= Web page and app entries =

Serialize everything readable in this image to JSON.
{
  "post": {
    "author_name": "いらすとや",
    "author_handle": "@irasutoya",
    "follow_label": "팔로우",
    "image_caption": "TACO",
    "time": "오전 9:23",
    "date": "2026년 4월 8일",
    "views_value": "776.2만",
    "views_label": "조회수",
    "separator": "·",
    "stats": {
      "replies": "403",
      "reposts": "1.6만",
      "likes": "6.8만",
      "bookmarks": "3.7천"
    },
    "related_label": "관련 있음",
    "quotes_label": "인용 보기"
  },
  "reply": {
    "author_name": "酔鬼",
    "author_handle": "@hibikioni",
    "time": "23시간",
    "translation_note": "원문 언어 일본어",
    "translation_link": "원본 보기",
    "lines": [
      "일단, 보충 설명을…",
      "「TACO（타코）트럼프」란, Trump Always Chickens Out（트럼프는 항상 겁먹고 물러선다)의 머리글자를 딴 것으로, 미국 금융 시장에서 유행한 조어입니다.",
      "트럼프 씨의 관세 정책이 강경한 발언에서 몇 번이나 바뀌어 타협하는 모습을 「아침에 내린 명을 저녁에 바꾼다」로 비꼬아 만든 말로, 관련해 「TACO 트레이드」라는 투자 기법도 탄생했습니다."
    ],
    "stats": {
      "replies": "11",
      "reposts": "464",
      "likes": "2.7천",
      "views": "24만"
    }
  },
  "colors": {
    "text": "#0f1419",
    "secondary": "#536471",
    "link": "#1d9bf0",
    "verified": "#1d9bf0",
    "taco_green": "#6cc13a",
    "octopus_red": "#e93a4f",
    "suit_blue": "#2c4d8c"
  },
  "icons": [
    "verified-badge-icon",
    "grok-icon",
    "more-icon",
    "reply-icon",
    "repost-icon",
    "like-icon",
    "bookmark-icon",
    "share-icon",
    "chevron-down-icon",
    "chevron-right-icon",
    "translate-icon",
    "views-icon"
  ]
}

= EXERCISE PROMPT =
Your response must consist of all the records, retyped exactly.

= YOUR SOLUTION =
Serialize everything readable in this image to JSON.
{
  "post": {
    "author_name": "いらすとや",
    "author_handle": "@irasutoya",
    "follow_label": "팔로우",
    "image_caption": "TACO",
    "time": "오전 9:23",
    "date": "2026년 4월 8일",
    "views_value": "776.2만",
    "views_label": "조회수",
    "separator": "·",
    "stats": {
      "replies": "403",
      "reposts": "1.6만",
      "likes": "6.8만",
      "bookmarks": "3.7천"
    },
    "related_label": "관련 있음",
    "quotes_label": "인용 보기"
  },
  "reply": {
    "author_name": "酔鬼",
    "author_handle": "@hibikioni",
    "time": "23시간",
    "translation_note": "원문 언어 일본어",
    "translation_link": "원본 보기",
    "lines": [
      "일단, 보충 설명을…",
      "「TACO（타코）트럼프」란, Trump Always Chickens Out（트럼프는 항상 겁먹고 물러선다)의 머리글자를 딴 것으로, 미국 금융 시장에서 유행한 조어입니다.",
      "트럼프 씨의 관세 정책이 강경한 발언에서 몇 번이나 바뀌어 타협하는 모습을 「아침에 내린 명을 저녁에 바꾼다」로 비꼬아 만든 말로, 관련해 「TACO 트레이드」라는 투자 기법도 탄생했습니다."
    ],
    "stats": {
      "replies": "11",
      "reposts": "464",
      "likes": "2.7천",
      "views": "24만"
    }
  },
  "colors": {
    "text": "#0f1419",
    "secondary": "#536471",
    "link": "#1d9bf0",
    "verified": "#1d9bf0",
    "taco_green": "#6cc13a",
    "octopus_red": "#e93a4f",
    "suit_blue": "#2c4d8c"
  },
  "icons": [
    "verified-badge-icon",
    "grok-icon",
    "more-icon",
    "reply-icon",
    "repost-icon",
    "like-icon",
    "bookmark-icon",
    "share-icon",
    "chevron-down-icon",
    "chevron-right-icon",
    "translate-icon",
    "views-icon"
  ]
}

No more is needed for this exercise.